A senior officer of the CBSL told The Sunday Morning that the decision to cut the interest rate was taken by the CBSL Monetary Board.

Meanwhile, over 2.4 million people have become victims of microfinance debt in Sri Lanka.

With the failure by state banks to address the microfinance issue in the country, victims are now desperately looking for a way out.
Speaking to The Sunday Morning, Progressive Peasants Congress (PPC) President M.K. Jayatissa said: “A few months ago, the Government promised the victims that they would write-off the loans as they did last year, but as of now, no solution whatsoever was provided by the Government.

“When queried, the officials of the Ministry of Finance say they have already decided to write-off the loans and there’s nothing more to talk about. But the reality is that none of them care about these poor victims,” Jayatissa said.

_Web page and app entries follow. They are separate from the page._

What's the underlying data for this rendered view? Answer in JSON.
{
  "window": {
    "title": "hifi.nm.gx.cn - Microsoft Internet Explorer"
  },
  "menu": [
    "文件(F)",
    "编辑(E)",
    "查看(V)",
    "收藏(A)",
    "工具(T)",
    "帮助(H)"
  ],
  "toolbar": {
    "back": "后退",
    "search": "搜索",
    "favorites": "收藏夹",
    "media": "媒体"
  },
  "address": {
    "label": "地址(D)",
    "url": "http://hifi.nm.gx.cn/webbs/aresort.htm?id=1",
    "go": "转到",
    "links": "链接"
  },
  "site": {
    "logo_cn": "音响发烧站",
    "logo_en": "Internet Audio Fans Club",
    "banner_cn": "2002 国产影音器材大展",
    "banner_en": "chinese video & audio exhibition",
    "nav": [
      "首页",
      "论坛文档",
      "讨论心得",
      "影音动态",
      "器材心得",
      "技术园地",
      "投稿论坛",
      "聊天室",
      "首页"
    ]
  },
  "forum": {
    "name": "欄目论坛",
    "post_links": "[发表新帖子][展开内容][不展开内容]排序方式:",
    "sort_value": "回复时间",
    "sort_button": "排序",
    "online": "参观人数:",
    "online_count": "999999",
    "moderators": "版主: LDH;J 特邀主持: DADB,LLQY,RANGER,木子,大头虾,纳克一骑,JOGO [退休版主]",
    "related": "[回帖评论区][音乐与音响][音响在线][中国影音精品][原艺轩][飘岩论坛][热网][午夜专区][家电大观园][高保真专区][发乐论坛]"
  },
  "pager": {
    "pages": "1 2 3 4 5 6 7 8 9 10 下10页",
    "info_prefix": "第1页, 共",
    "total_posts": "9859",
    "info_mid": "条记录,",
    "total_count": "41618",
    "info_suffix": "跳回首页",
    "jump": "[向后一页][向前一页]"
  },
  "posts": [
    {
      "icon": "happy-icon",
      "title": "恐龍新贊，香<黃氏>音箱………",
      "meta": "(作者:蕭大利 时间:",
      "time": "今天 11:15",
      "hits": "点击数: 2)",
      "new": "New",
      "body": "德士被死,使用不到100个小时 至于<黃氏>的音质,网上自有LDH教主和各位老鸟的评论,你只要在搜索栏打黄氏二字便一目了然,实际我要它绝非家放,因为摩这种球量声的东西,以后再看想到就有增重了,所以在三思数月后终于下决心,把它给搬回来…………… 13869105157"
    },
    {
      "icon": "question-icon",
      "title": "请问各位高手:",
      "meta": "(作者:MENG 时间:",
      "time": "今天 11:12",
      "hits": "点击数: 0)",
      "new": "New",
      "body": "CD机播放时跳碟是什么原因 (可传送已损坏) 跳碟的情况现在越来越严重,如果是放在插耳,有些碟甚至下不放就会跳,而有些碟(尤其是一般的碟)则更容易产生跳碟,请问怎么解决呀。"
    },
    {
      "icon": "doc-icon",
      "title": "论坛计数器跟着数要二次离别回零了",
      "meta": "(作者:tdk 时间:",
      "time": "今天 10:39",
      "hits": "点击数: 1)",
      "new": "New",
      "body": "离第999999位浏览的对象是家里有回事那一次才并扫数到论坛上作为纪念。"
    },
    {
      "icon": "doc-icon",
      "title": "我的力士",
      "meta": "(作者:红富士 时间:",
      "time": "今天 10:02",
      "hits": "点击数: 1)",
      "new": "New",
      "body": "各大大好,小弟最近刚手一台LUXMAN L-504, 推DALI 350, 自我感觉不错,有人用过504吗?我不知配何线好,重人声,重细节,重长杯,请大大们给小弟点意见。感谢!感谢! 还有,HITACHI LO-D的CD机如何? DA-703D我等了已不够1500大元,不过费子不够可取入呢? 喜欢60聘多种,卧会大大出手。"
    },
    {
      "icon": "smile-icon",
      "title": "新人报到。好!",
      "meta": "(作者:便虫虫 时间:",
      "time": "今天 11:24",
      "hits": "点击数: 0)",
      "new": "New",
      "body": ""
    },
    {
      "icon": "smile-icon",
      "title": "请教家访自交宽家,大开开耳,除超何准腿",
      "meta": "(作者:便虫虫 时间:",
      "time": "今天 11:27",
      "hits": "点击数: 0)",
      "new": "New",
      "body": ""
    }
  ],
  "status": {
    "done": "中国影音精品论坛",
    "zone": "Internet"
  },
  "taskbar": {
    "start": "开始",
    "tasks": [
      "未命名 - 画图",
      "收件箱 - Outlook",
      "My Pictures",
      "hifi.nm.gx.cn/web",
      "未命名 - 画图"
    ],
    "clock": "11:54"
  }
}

According to statistics gathered by village-level voluntary associations around the country, at present, there are over 2.4 million Sri Lankans suffering from microfinance debt where the majority is women. Last year, the Government absorbed non-consumption loans up to Rs. 100,000 given to women by all registered finance companies in 12 districts that were affected by the drought including Trincomalee, Ampara, Batticaloa, Jaffna, Mullaitivu, Kilinochchi, Vavuniya, Mannar, Kurunegala, Puttalam, Anuradhapura, and Polonnaruwa.

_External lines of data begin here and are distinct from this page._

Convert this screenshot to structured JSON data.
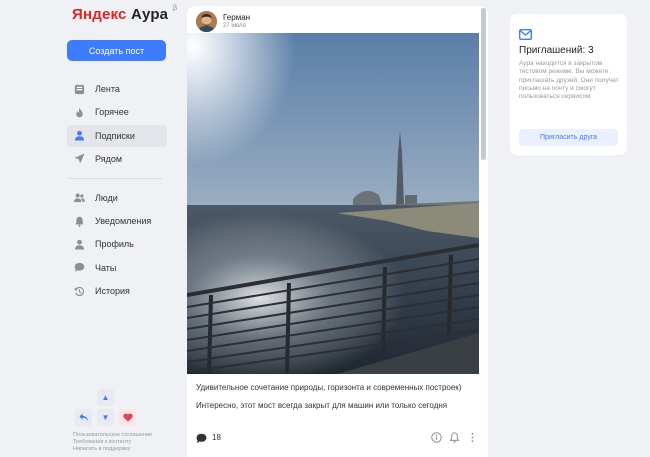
{
  "app": {
    "logo_ya": "Яндекс",
    "logo_brand": "Аура",
    "logo_beta": "β"
  },
  "sidebar": {
    "create_post": "Создать пост",
    "nav_primary": [
      {
        "label": "Лента",
        "icon": "feed-icon",
        "active": false
      },
      {
        "label": "Горячее",
        "icon": "flame-icon",
        "active": false
      },
      {
        "label": "Подписки",
        "icon": "person-icon",
        "active": true
      },
      {
        "label": "Рядом",
        "icon": "location-arrow-icon",
        "active": false
      }
    ],
    "nav_secondary": [
      {
        "label": "Люди",
        "icon": "people-icon"
      },
      {
        "label": "Уведомления",
        "icon": "bell-icon"
      },
      {
        "label": "Профиль",
        "icon": "profile-icon"
      },
      {
        "label": "Чаты",
        "icon": "chat-icon"
      },
      {
        "label": "История",
        "icon": "history-icon"
      }
    ],
    "footer_links": [
      "Пользовательское соглашение",
      "Требования к контенту",
      "Написать в поддержку"
    ]
  },
  "post": {
    "author": "Герман",
    "date": "27 июля",
    "text_1": "Удивительное сочетание природы, горизонта и современных построек)",
    "text_2": "Интересно, этот мост всегда закрыт для машин или только сегодня",
    "comments": "18"
  },
  "invites": {
    "title": "Приглашений: 3",
    "description": "Аура находится в закрытом тестовом режиме. Вы можете приглашать друзей. Они получат письмо на почту и смогут пользоваться сервисом",
    "button": "Пригласить друга"
  },
  "colors": {
    "accent": "#3d7bff",
    "logo_red": "#e32222",
    "heart": "#e04257"
  }
}
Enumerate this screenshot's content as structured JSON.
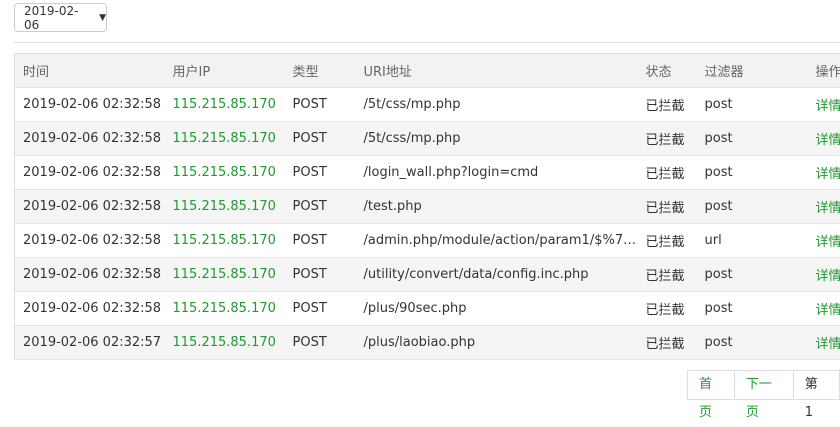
{
  "filter": {
    "date_value": "2019-02-06"
  },
  "table": {
    "headers": [
      "时间",
      "用户IP",
      "类型",
      "URI地址",
      "状态",
      "过滤器",
      "操作"
    ],
    "rows": [
      {
        "time": "2019-02-06 02:32:58",
        "ip": "115.215.85.170",
        "type": "POST",
        "uri": "/5t/css/mp.php",
        "status": "已拦截",
        "filter": "post",
        "action": "详情"
      },
      {
        "time": "2019-02-06 02:32:58",
        "ip": "115.215.85.170",
        "type": "POST",
        "uri": "/5t/css/mp.php",
        "status": "已拦截",
        "filter": "post",
        "action": "详情"
      },
      {
        "time": "2019-02-06 02:32:58",
        "ip": "115.215.85.170",
        "type": "POST",
        "uri": "/login_wall.php?login=cmd",
        "status": "已拦截",
        "filter": "post",
        "action": "详情"
      },
      {
        "time": "2019-02-06 02:32:58",
        "ip": "115.215.85.170",
        "type": "POST",
        "uri": "/test.php",
        "status": "已拦截",
        "filter": "post",
        "action": "详情"
      },
      {
        "time": "2019-02-06 02:32:58",
        "ip": "115.215.85.170",
        "type": "POST",
        "uri": "/admin.php/module/action/param1/$%7B...",
        "status": "已拦截",
        "filter": "url",
        "action": "详情"
      },
      {
        "time": "2019-02-06 02:32:58",
        "ip": "115.215.85.170",
        "type": "POST",
        "uri": "/utility/convert/data/config.inc.php",
        "status": "已拦截",
        "filter": "post",
        "action": "详情"
      },
      {
        "time": "2019-02-06 02:32:58",
        "ip": "115.215.85.170",
        "type": "POST",
        "uri": "/plus/90sec.php",
        "status": "已拦截",
        "filter": "post",
        "action": "详情"
      },
      {
        "time": "2019-02-06 02:32:57",
        "ip": "115.215.85.170",
        "type": "POST",
        "uri": "/plus/laobiao.php",
        "status": "已拦截",
        "filter": "post",
        "action": "详情"
      }
    ]
  },
  "pagination": {
    "first": "首页",
    "next": "下一页",
    "page_info": "第 1"
  }
}
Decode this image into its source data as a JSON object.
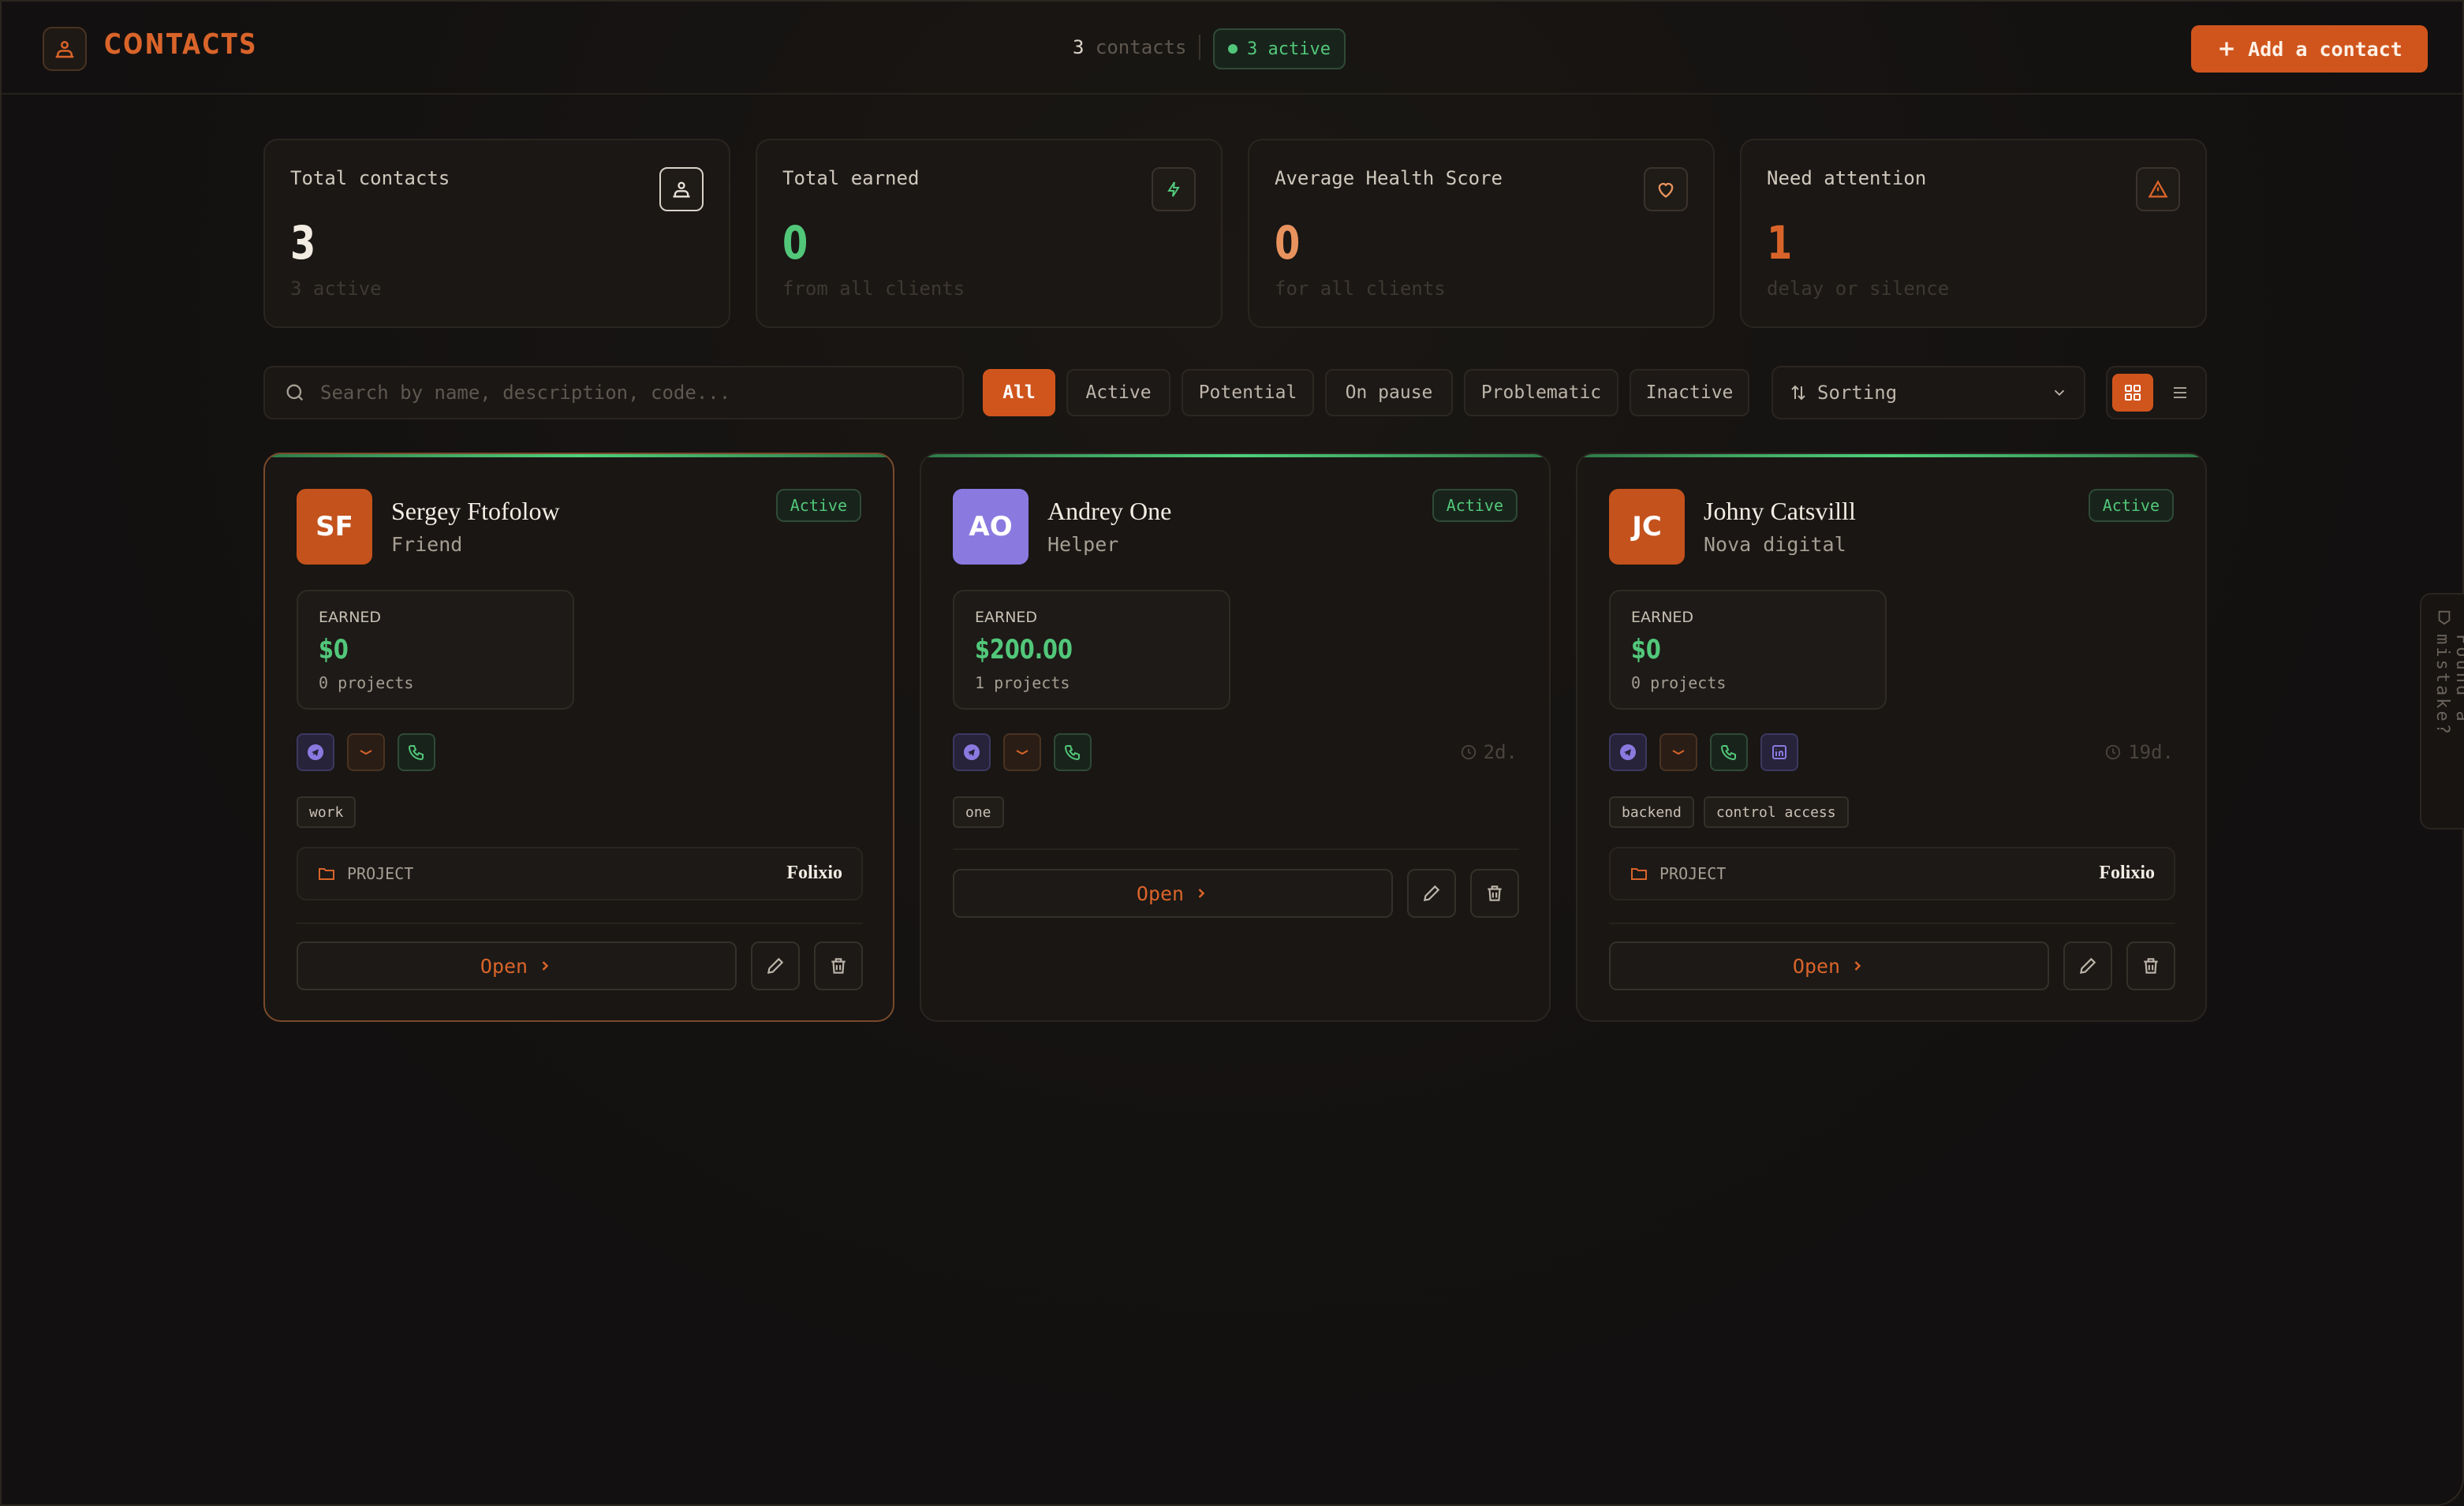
{
  "header": {
    "title": "CONTACTS",
    "count_value": "3",
    "count_label": "contacts",
    "active_badge": "3 active",
    "add_button": "Add a contact"
  },
  "stats": [
    {
      "label": "Total contacts",
      "value": "3",
      "sub": "3 active",
      "color": "#f1ebe2",
      "icon": "contacts-icon"
    },
    {
      "label": "Total earned",
      "value": "0",
      "sub": "from all clients",
      "color": "#52c77a",
      "icon": "lightning-icon"
    },
    {
      "label": "Average Health Score",
      "value": "0",
      "sub": "for all clients",
      "color": "#e8935e",
      "icon": "heart-icon"
    },
    {
      "label": "Need attention",
      "value": "1",
      "sub": "delay or silence",
      "color": "#d9642a",
      "icon": "warning-icon"
    }
  ],
  "filters": {
    "search_placeholder": "Search by name, description, code...",
    "chips": [
      "All",
      "Active",
      "Potential",
      "On pause",
      "Problematic",
      "Inactive"
    ],
    "selected_chip": "All",
    "sort_label": "Sorting",
    "view_mode": "grid"
  },
  "contacts": [
    {
      "initials": "SF",
      "name": "Sergey Ftofolow",
      "role": "Friend",
      "status": "Active",
      "avatar_color": "#c4521c",
      "earned_label": "EARNED",
      "earned_value": "$0",
      "projects": "0 projects",
      "channels": [
        "telegram-icon",
        "mail-icon",
        "phone-icon"
      ],
      "last_seen": "",
      "tags": [
        "work"
      ],
      "project_label": "PROJECT",
      "project_name": "Folixio",
      "open_label": "Open"
    },
    {
      "initials": "AO",
      "name": "Andrey One",
      "role": "Helper",
      "status": "Active",
      "avatar_color": "#8a7ae0",
      "earned_label": "EARNED",
      "earned_value": "$200.00",
      "projects": "1 projects",
      "channels": [
        "telegram-icon",
        "mail-icon",
        "phone-icon"
      ],
      "last_seen": "2d.",
      "tags": [
        "one"
      ],
      "project_label": "",
      "project_name": "",
      "open_label": "Open"
    },
    {
      "initials": "JC",
      "name": "Johny Catsvilll",
      "role": "Nova digital",
      "status": "Active",
      "avatar_color": "#c4521c",
      "earned_label": "EARNED",
      "earned_value": "$0",
      "projects": "0 projects",
      "channels": [
        "telegram-icon",
        "mail-icon",
        "phone-icon",
        "linkedin-icon"
      ],
      "last_seen": "19d.",
      "tags": [
        "backend",
        "control access"
      ],
      "project_label": "PROJECT",
      "project_name": "Folixio",
      "open_label": "Open"
    }
  ],
  "feedback_tab": "Found a mistake?",
  "colors": {
    "accent": "#d0551d",
    "success": "#52c77a",
    "background": "#141210"
  }
}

Furthermore, it introduced an interest rate cap of 30% per annum on all future loans given by microfinance companies. Accordingly, the Treasury reimbursed the loss incurred by the microfinance companies for having written off the capital component. For this programme, the Government allocated Rs. 500 million while the microfinance companies absorb the interest component of the loan written off.

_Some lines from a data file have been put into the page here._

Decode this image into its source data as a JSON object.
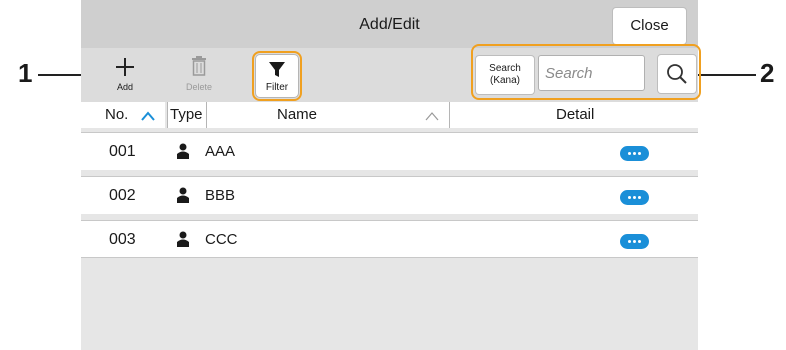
{
  "titlebar": {
    "title": "Add/Edit",
    "close_label": "Close"
  },
  "toolbar": {
    "add_label": "Add",
    "delete_label": "Delete",
    "filter_label": "Filter",
    "search_kana_line1": "Search",
    "search_kana_line2": "(Kana)",
    "search_placeholder": "Search"
  },
  "table": {
    "headers": {
      "no": "No.",
      "type": "Type",
      "name": "Name",
      "detail": "Detail"
    },
    "rows": [
      {
        "no": "001",
        "name": "AAA"
      },
      {
        "no": "002",
        "name": "BBB"
      },
      {
        "no": "003",
        "name": "CCC"
      }
    ]
  },
  "callouts": {
    "one": "1",
    "two": "2"
  },
  "colors": {
    "accent": "#1a8fd8",
    "highlight": "#f0a020"
  },
  "icons": {
    "add": "plus-icon",
    "delete": "trash-icon",
    "filter": "funnel-icon",
    "search": "magnifier-icon",
    "type": "person-icon",
    "detail": "more-dots-icon",
    "sort": "chevron-up-icon"
  }
}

Small number of beneficiaries

Attorney-at-Law Radika Gunaratne, appearing on behalf of the victims pro bono, told The Sunday Morning that only around 45,000 out of the total 2.4 million victims benefited from the programme last year.

However, in February this year too, the Finance Ministry announced that another set of microfinance loans would be absorbed by the Government which has not yet been implemented as of now.

Criticising the Government’s loan write-off programme, the activists representing the victims demanded a proper mechanism to regulate microfinance companies as opposed to having to pay off the due loan amounts to a few registered companies, some of which were owned by politicians.

Gunaratne claimed: “The government ministers are not paying the due amounts out of their pockets but rather from the public funds which could be spent for other welfare facilities. Therefore, the loan write-off programme is not a sustainable mechanism.”

Elaborating further, she said: “A majority of these victims are multiple borrowers and therefore, paying off one loan would not solve their issue. On the other hand, it will only help the private finance companies.”

According to her, there are around 15,000 companies lending money to poor women in the form of microfinance at higher interest rates, and out of those, only around 100 companies have been registered.

“The lawmakers should understand the gravity of this issue. Out of the total population of Sri Lanka which is around 21 million, 2.4 million are victims of microfinance,” she stressed. “This is what the lawmakers should understand,” Gunaratne continued.

According to her, most of these victims had borrowed money at higher interest rates to fulfil their basic requirements, “which means, the Government failed to provide the basic requirements to these poor families and therefore, it is the responsibility of the Government and the President to look after these people”.

“This issue is not only limited to remote areas but is in urban areas too,” she added.

Therefore, the victims said they would launch a series of protests demanding a permanent solution within the next two weeks, basically aimed at grabbing the attention of mushrooming presidential candidates, the activists claimed.

“Whoever wins, he/she has a responsibility to look after their people, because the poor families have obtained loans for their basic needs and that’s a clear indication of the State’s failures,” Gunaratne noted.